#### Source data

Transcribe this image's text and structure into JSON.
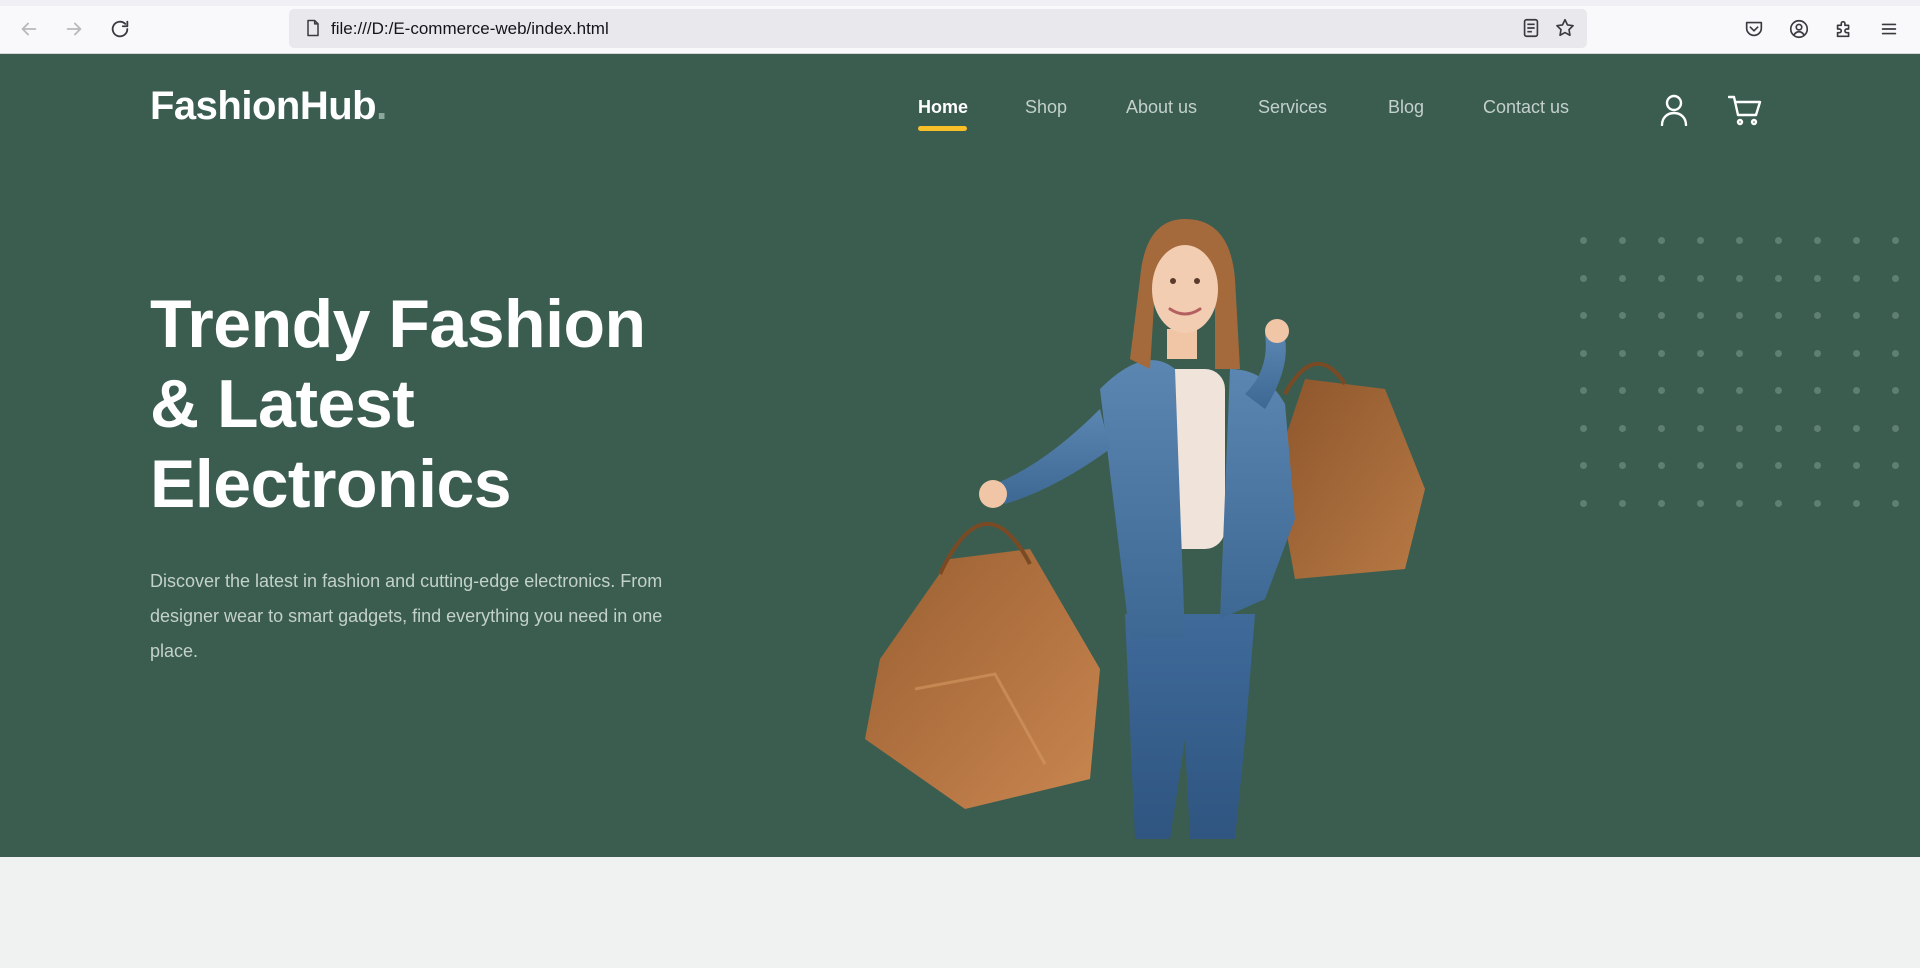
{
  "browser": {
    "url": "file:///D:/E-commerce-web/index.html",
    "icons": [
      "back-arrow-icon",
      "forward-arrow-icon",
      "reload-icon",
      "page-icon",
      "reader-view-icon",
      "bookmark-star-icon",
      "pocket-icon",
      "account-icon",
      "extensions-icon",
      "menu-icon"
    ]
  },
  "header": {
    "logo_text": "FashionHub",
    "logo_dot": ".",
    "nav": [
      {
        "label": "Home"
      },
      {
        "label": "Shop"
      },
      {
        "label": "About us"
      },
      {
        "label": "Services"
      },
      {
        "label": "Blog"
      },
      {
        "label": "Contact us"
      }
    ],
    "icons": [
      "user-icon",
      "cart-icon"
    ]
  },
  "hero": {
    "title_line1": "Trendy Fashion",
    "title_line2": "& Latest",
    "title_line3": "Electronics",
    "description": "Discover the latest in fashion and cutting-edge electronics. From designer wear to smart gadgets, find everything you need in one place.",
    "image": "woman-with-shopping-bags"
  },
  "colors": {
    "hero_bg": "#3b5d50",
    "accent": "#f9bf29",
    "page_bg": "#eff2f1"
  }
}
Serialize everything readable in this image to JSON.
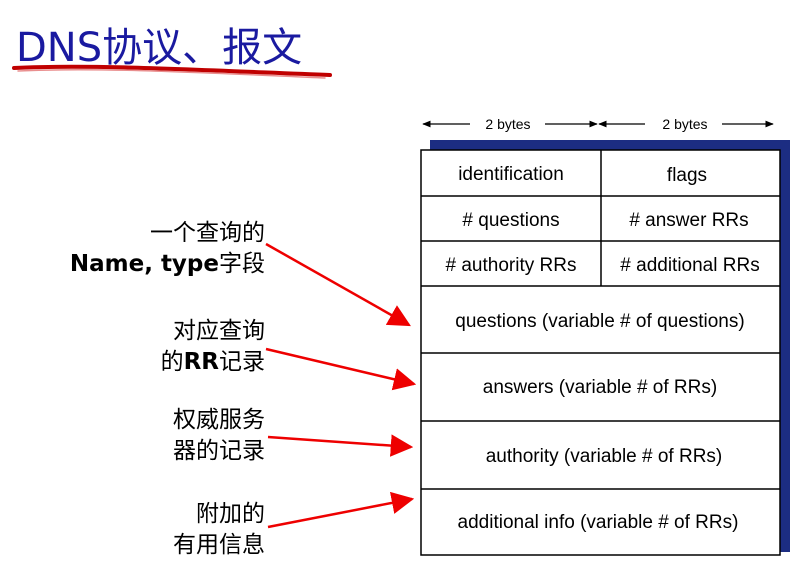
{
  "title": "DNS协议、报文",
  "header": {
    "bytes_left": "2 bytes",
    "bytes_right": "2 bytes"
  },
  "message": {
    "identification": "identification",
    "flags": "flags",
    "questions_count": "# questions",
    "answer_rrs": "# answer RRs",
    "authority_rrs": "# authority RRs",
    "additional_rrs": "# additional RRs",
    "questions": "questions (variable # of questions)",
    "answers": "answers (variable # of RRs)",
    "authority": "authority (variable # of RRs)",
    "additional": "additional info (variable # of RRs)"
  },
  "annotations": {
    "query": {
      "line1": "一个查询的",
      "line2_bold": "Name, type",
      "line2_rest": "字段"
    },
    "answers": {
      "line1": "对应查询",
      "line2_prefix": "的",
      "line2_bold": "RR",
      "line2_rest": "记录"
    },
    "authority": {
      "line1": "权威服务",
      "line2": "器的记录"
    },
    "additional": {
      "line1": "附加的",
      "line2": "有用信息"
    }
  },
  "colors": {
    "title": "#1a1aa0",
    "underline": "#c00000",
    "arrow": "#ee0000",
    "shadow": "#1c2d82"
  }
}
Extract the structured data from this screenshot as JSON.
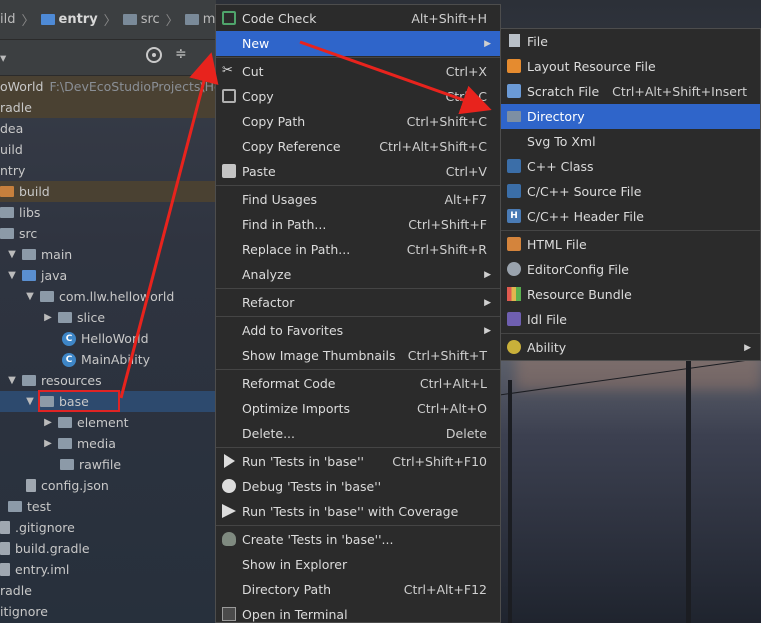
{
  "breadcrumb": {
    "seg0": "ild",
    "seg1": "entry",
    "seg2": "src",
    "seg3": "main"
  },
  "tree": {
    "root_label": "oWorld",
    "root_path": "F:\\DevEcoStudioProjects\\Hell",
    "rows": [
      "radle",
      "dea",
      "uild",
      "ntry",
      "build",
      "libs",
      "src",
      "main",
      "java",
      "com.llw.helloworld",
      "slice",
      "HelloWorld",
      "MainAbility",
      "resources",
      "base",
      "element",
      "media",
      "rawfile",
      "config.json",
      "test",
      ".gitignore",
      "build.gradle",
      "entry.iml",
      "radle",
      "itignore"
    ]
  },
  "menu": {
    "items": [
      {
        "label": "Code Check",
        "shortcut": "Alt+Shift+H"
      },
      {
        "label": "New",
        "shortcut": ""
      },
      {
        "label": "Cut",
        "shortcut": "Ctrl+X"
      },
      {
        "label": "Copy",
        "shortcut": "Ctrl+C"
      },
      {
        "label": "Copy Path",
        "shortcut": "Ctrl+Shift+C"
      },
      {
        "label": "Copy Reference",
        "shortcut": "Ctrl+Alt+Shift+C"
      },
      {
        "label": "Paste",
        "shortcut": "Ctrl+V"
      },
      {
        "label": "Find Usages",
        "shortcut": "Alt+F7"
      },
      {
        "label": "Find in Path...",
        "shortcut": "Ctrl+Shift+F"
      },
      {
        "label": "Replace in Path...",
        "shortcut": "Ctrl+Shift+R"
      },
      {
        "label": "Analyze",
        "shortcut": ""
      },
      {
        "label": "Refactor",
        "shortcut": ""
      },
      {
        "label": "Add to Favorites",
        "shortcut": ""
      },
      {
        "label": "Show Image Thumbnails",
        "shortcut": "Ctrl+Shift+T"
      },
      {
        "label": "Reformat Code",
        "shortcut": "Ctrl+Alt+L"
      },
      {
        "label": "Optimize Imports",
        "shortcut": "Ctrl+Alt+O"
      },
      {
        "label": "Delete...",
        "shortcut": "Delete"
      },
      {
        "label": "Run 'Tests in 'base''",
        "shortcut": "Ctrl+Shift+F10"
      },
      {
        "label": "Debug 'Tests in 'base''",
        "shortcut": ""
      },
      {
        "label": "Run 'Tests in 'base'' with Coverage",
        "shortcut": ""
      },
      {
        "label": "Create 'Tests in 'base''...",
        "shortcut": ""
      },
      {
        "label": "Show in Explorer",
        "shortcut": ""
      },
      {
        "label": "Directory Path",
        "shortcut": "Ctrl+Alt+F12"
      },
      {
        "label": "Open in Terminal",
        "shortcut": ""
      }
    ]
  },
  "submenu": {
    "items": [
      {
        "label": "File",
        "shortcut": ""
      },
      {
        "label": "Layout Resource File",
        "shortcut": ""
      },
      {
        "label": "Scratch File",
        "shortcut": "Ctrl+Alt+Shift+Insert"
      },
      {
        "label": "Directory",
        "shortcut": ""
      },
      {
        "label": "Svg To Xml",
        "shortcut": ""
      },
      {
        "label": "C++ Class",
        "shortcut": ""
      },
      {
        "label": "C/C++ Source File",
        "shortcut": ""
      },
      {
        "label": "C/C++ Header File",
        "shortcut": ""
      },
      {
        "label": "HTML File",
        "shortcut": ""
      },
      {
        "label": "EditorConfig File",
        "shortcut": ""
      },
      {
        "label": "Resource Bundle",
        "shortcut": ""
      },
      {
        "label": "Idl File",
        "shortcut": ""
      },
      {
        "label": "Ability",
        "shortcut": ""
      }
    ]
  },
  "icons": {
    "h_badge": "H",
    "c_badge": "C"
  }
}
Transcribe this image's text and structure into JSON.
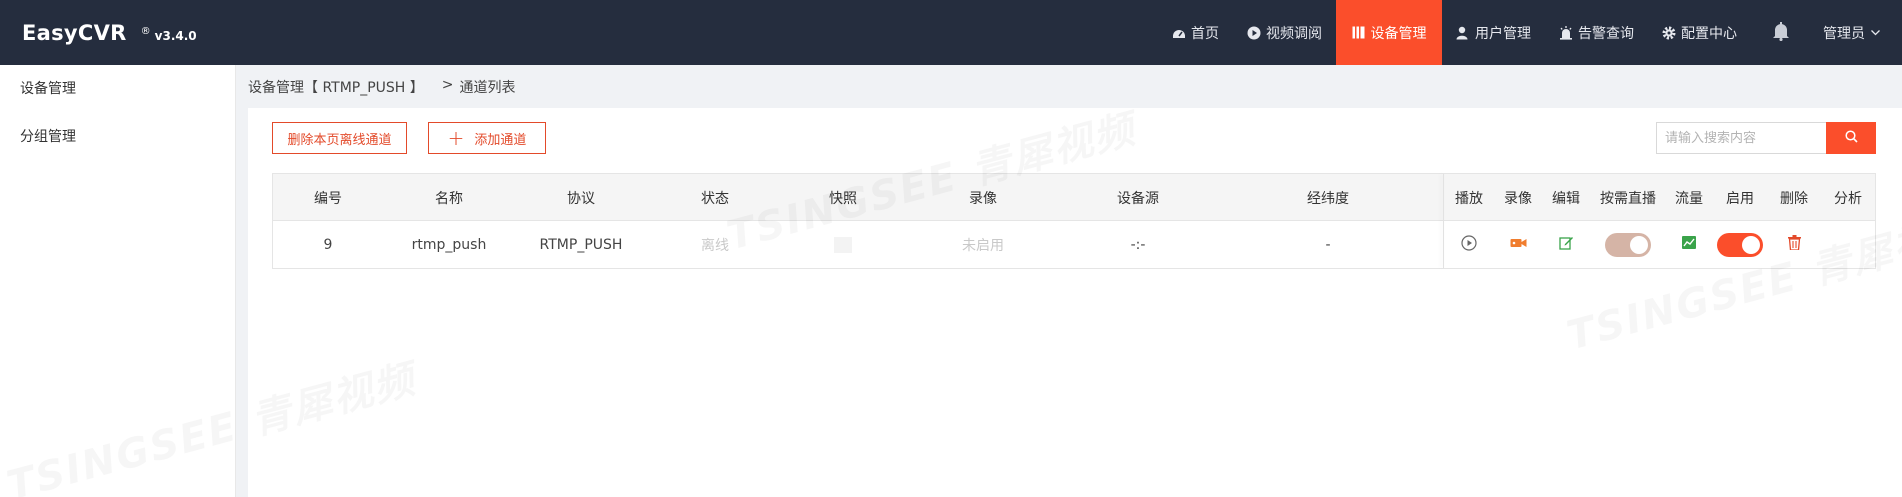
{
  "brand": {
    "name": "EasyCVR",
    "reg": "®",
    "version": "v3.4.0"
  },
  "nav": [
    {
      "label": "首页",
      "icon": "dashboard-icon"
    },
    {
      "label": "视频调阅",
      "icon": "play-circle-icon"
    },
    {
      "label": "设备管理",
      "icon": "device-icon",
      "active": true
    },
    {
      "label": "用户管理",
      "icon": "user-icon"
    },
    {
      "label": "告警查询",
      "icon": "alarm-icon"
    },
    {
      "label": "配置中心",
      "icon": "gear-icon"
    }
  ],
  "user": {
    "label": "管理员"
  },
  "sidebar": {
    "items": [
      {
        "label": "设备管理"
      },
      {
        "label": "分组管理"
      }
    ]
  },
  "breadcrumb": {
    "device": "设备管理【 RTMP_PUSH 】",
    "sep": ">",
    "current": "通道列表"
  },
  "toolbar": {
    "delete_label": "删除本页离线通道",
    "add_label": "添加通道"
  },
  "search": {
    "placeholder": "请输入搜索内容"
  },
  "table": {
    "columns": [
      "编号",
      "名称",
      "协议",
      "状态",
      "快照",
      "录像",
      "设备源",
      "经纬度",
      "播放",
      "录像",
      "编辑",
      "按需直播",
      "流量",
      "启用",
      "删除",
      "分析"
    ],
    "rows": [
      {
        "id": "9",
        "name": "rtmp_push",
        "protocol": "RTMP_PUSH",
        "status": "离线",
        "snapshot": "",
        "record": "未启用",
        "source": "-:-",
        "latlng": "-",
        "on_demand": false,
        "enabled": true
      }
    ]
  },
  "colors": {
    "accent": "#fb4e2b",
    "topbar": "#252d3e",
    "success": "#3aa34a",
    "warning": "#f07d2e"
  },
  "watermark": "TSINGSEE 青犀视频"
}
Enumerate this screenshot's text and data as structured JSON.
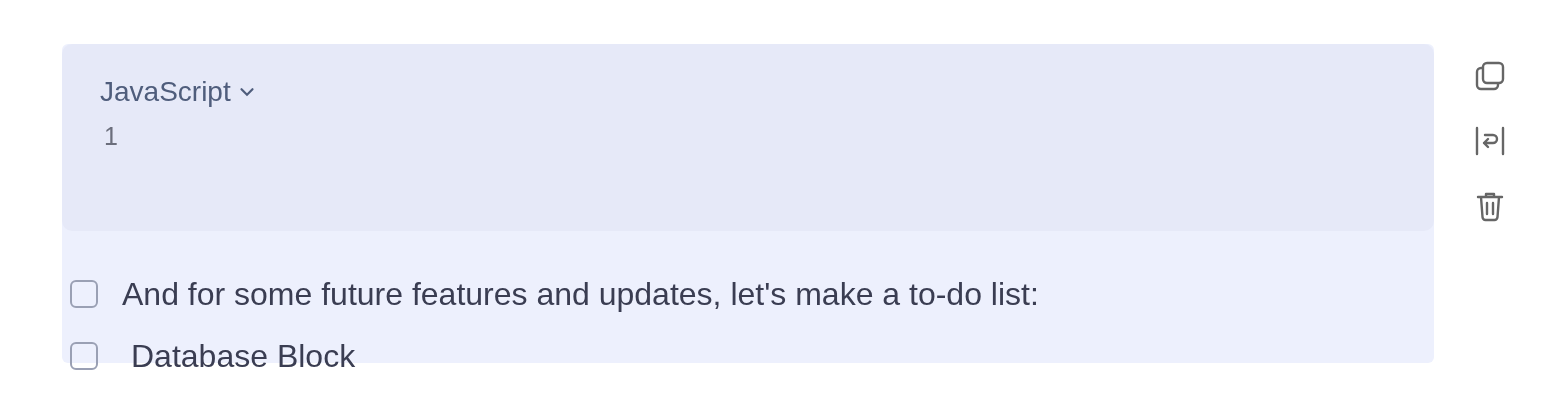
{
  "highlighted": true,
  "code_block": {
    "language": "JavaScript",
    "line_numbers": [
      "1"
    ]
  },
  "toolbar": [
    {
      "kind": "copy"
    },
    {
      "kind": "wrap"
    },
    {
      "kind": "delete"
    }
  ],
  "todos": [
    {
      "text": "And for some future features and updates, let's make a to-do list:",
      "checked": false
    },
    {
      "text": "Database Block",
      "checked": false
    }
  ]
}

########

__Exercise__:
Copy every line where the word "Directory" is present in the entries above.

__Solved exercise__:
        "label": "Directory Path",
        "label": "Directory",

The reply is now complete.